Your answer should be one number: how many lines below hold the word "JSON".
START Given information
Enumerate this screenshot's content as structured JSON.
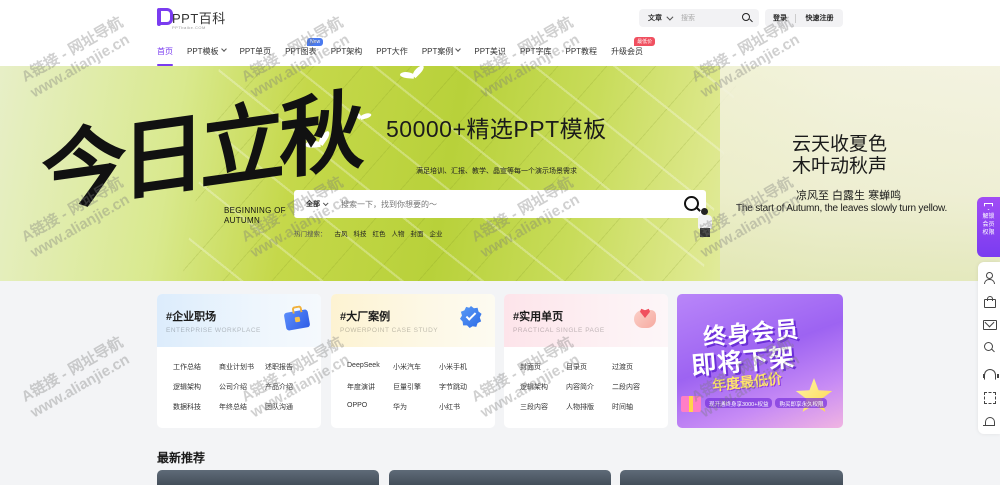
{
  "header": {
    "logo_text": "PPT百科",
    "logo_sub": "PPTbaike.COM",
    "search_type": "文章",
    "search_placeholder": "搜索",
    "login": "登录",
    "register": "快速注册"
  },
  "nav": [
    {
      "label": "首页"
    },
    {
      "label": "PPT模板"
    },
    {
      "label": "PPT单页"
    },
    {
      "label": "PPT图表"
    },
    {
      "label": "PPT架构"
    },
    {
      "label": "PPT大作"
    },
    {
      "label": "PPT案例"
    },
    {
      "label": "PPT美识"
    },
    {
      "label": "PPT字库"
    },
    {
      "label": "PPT教程"
    },
    {
      "label": "升级会员"
    }
  ],
  "nav_badges": {
    "new": "New",
    "hot": "最低价"
  },
  "banner": {
    "calligraphy": "今日立秋",
    "calligraphy_en_line1": "BEGINNING OF",
    "calligraphy_en_line2": "AUTUMN",
    "title": "50000+精选PPT模板",
    "subtitle": "满足培训、汇报、教学、晶宣等每一个演示场景需求",
    "search_type": "全部",
    "search_placeholder": "搜索一下，找到你想要的～",
    "hot_label": "热门搜索：",
    "hot_tags": [
      "古风",
      "科技",
      "红色",
      "人物",
      "封面",
      "企业"
    ],
    "poem_line1": "云天收夏色",
    "poem_line2": "木叶动秋声",
    "poem_line3": "凉风至 白露生 寒蝉鸣",
    "poem_en": "The start of Autumn, the leaves slowly turn yellow."
  },
  "sidebar": {
    "vip_label": "解锁会员权限"
  },
  "cards": [
    {
      "title": "#企业职场",
      "en": "ENTERPRISE WORKPLACE",
      "items": [
        "工作总结",
        "商业计划书",
        "述职报告",
        "逻辑架构",
        "公司介绍",
        "产品介绍",
        "数据科技",
        "年终总结",
        "团队沟通"
      ]
    },
    {
      "title": "#大厂案例",
      "en": "POWERPOINT CASE STUDY",
      "items": [
        "DeepSeek",
        "小米汽车",
        "小米手机",
        "年度演讲",
        "巨量引擎",
        "字节跳动",
        "OPPO",
        "华为",
        "小红书"
      ]
    },
    {
      "title": "#实用单页",
      "en": "PRACTICAL SINGLE PAGE",
      "items": [
        "封面页",
        "目录页",
        "过渡页",
        "逻辑架构",
        "内容简介",
        "二段内容",
        "三段内容",
        "人物排版",
        "时间轴"
      ]
    }
  ],
  "promo": {
    "line1": "终身会员",
    "line2": "即将下架",
    "line3": "年度最低价",
    "caption1": "现开通终身享3000+权益",
    "caption2": "购买即享永久权限"
  },
  "latest": {
    "title": "最新推荐"
  },
  "watermark": {
    "line1": "A链接 - 网址导航",
    "line2": "www.alianjie.cn"
  },
  "colors": {
    "accent": "#7a3cf0",
    "new_badge": "#4a7af0",
    "hot_badge": "#f05060"
  }
}
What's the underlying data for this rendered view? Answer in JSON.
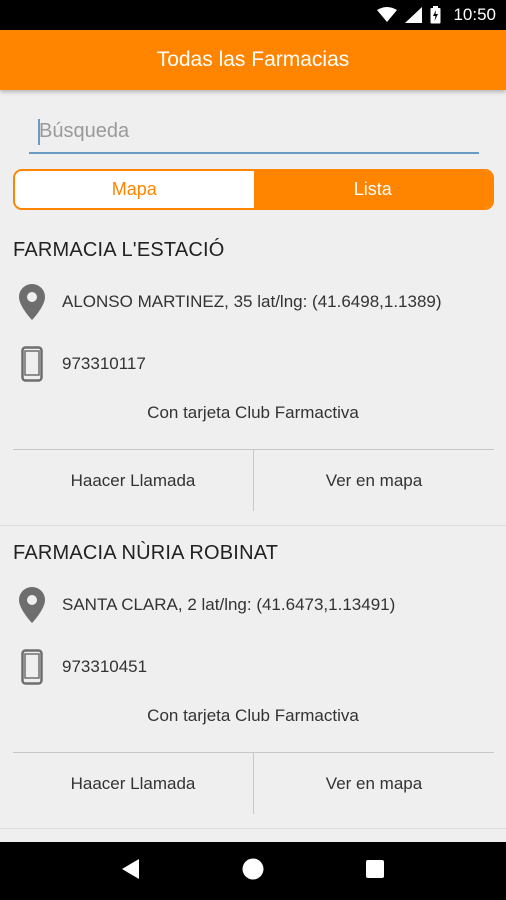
{
  "status_bar": {
    "time": "10:50",
    "icons": [
      "wifi-icon",
      "signal-icon",
      "battery-icon"
    ]
  },
  "app_bar": {
    "title": "Todas las Farmacias",
    "color": "#ff8500"
  },
  "search": {
    "placeholder": "Búsqueda",
    "value": ""
  },
  "view_toggle": {
    "options": [
      "Mapa",
      "Lista"
    ],
    "selected": "Lista"
  },
  "pharmacies": [
    {
      "name": "FARMACIA L'ESTACIÓ",
      "address": "ALONSO MARTINEZ, 35 lat/lng: (41.6498,1.1389)",
      "phone": "973310117",
      "club": "Con tarjeta Club Farmactiva",
      "call_label": "Haacer Llamada",
      "map_label": "Ver en mapa"
    },
    {
      "name": "FARMACIA NÙRIA ROBINAT",
      "address": "SANTA CLARA, 2 lat/lng: (41.6473,1.13491)",
      "phone": "973310451",
      "club": "Con tarjeta Club Farmactiva",
      "call_label": "Haacer Llamada",
      "map_label": "Ver en mapa"
    }
  ],
  "nav_bar": {
    "buttons": [
      "back-icon",
      "home-icon",
      "recents-icon"
    ]
  }
}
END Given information
:: Solution to this task ::
2